In an arts and crafts group, the children prepare models of the different places Abraham passed through on his journey. As they construct models of Abraham and his family, they discuss their own families.

Marua 10, from East Jerusalem, says she is happy to meet new people and to understand new things.

Tamar, 9 ½, says the program is lots of fun and she likes doing arts and crafts with her Arab friends because that way they can play together even if they can?t understand each other’s language.

For Ben, 10 from West Jerusalem, “It is very nice, lots of fun, and very different to meet the others.”

“They are children the same as us,” he says. “I think there will be peace in our country if there is peace between people.”

Joseph 10, another Jew, agrees that it is nice and fun to make new friends.

“It is still early,” he says, “but maybe one day we will visit each other in our homes.”

Hamand, 10, an Arab boy, says he likes coming to the museum.
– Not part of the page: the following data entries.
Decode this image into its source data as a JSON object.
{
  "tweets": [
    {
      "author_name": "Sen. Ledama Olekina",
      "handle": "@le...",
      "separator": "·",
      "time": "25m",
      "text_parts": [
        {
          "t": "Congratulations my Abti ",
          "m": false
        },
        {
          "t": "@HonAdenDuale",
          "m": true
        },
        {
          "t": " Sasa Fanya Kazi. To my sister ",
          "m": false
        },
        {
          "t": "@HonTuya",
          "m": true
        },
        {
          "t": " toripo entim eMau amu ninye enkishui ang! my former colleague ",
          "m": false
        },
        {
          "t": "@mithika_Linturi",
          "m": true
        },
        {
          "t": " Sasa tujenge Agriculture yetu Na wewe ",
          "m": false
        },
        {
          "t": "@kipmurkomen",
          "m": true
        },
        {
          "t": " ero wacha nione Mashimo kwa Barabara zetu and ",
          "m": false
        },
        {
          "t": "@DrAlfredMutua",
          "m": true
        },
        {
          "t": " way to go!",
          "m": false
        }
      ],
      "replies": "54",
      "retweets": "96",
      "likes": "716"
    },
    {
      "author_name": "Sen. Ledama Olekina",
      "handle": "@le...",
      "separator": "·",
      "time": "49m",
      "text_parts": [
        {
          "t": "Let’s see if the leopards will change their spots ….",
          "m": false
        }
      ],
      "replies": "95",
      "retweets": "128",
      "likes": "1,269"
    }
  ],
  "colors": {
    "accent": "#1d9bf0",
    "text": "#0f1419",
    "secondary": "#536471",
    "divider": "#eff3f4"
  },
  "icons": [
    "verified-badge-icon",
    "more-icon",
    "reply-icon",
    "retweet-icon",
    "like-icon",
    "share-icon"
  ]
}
He has no other Jewish friends, but hopes to in the future.

“The project is like a young plant that we are nurturing,” says Weiss.

Back to the action, Doron plays a hand-slapping game with the girls in Arabic.

“It is a little hard to communicate because they only know Arabic and I only know Hebrew,” he says.

“But I think it is very good to put Jews and Arabs together so the next generation will be better,” says Doron. “There will be fewer wars because they will know each other better. But there will still be wars because not everybody knows everyone.”

The Image of Abraham project is doing its part to insure that one day ‘everybody will know everyone.’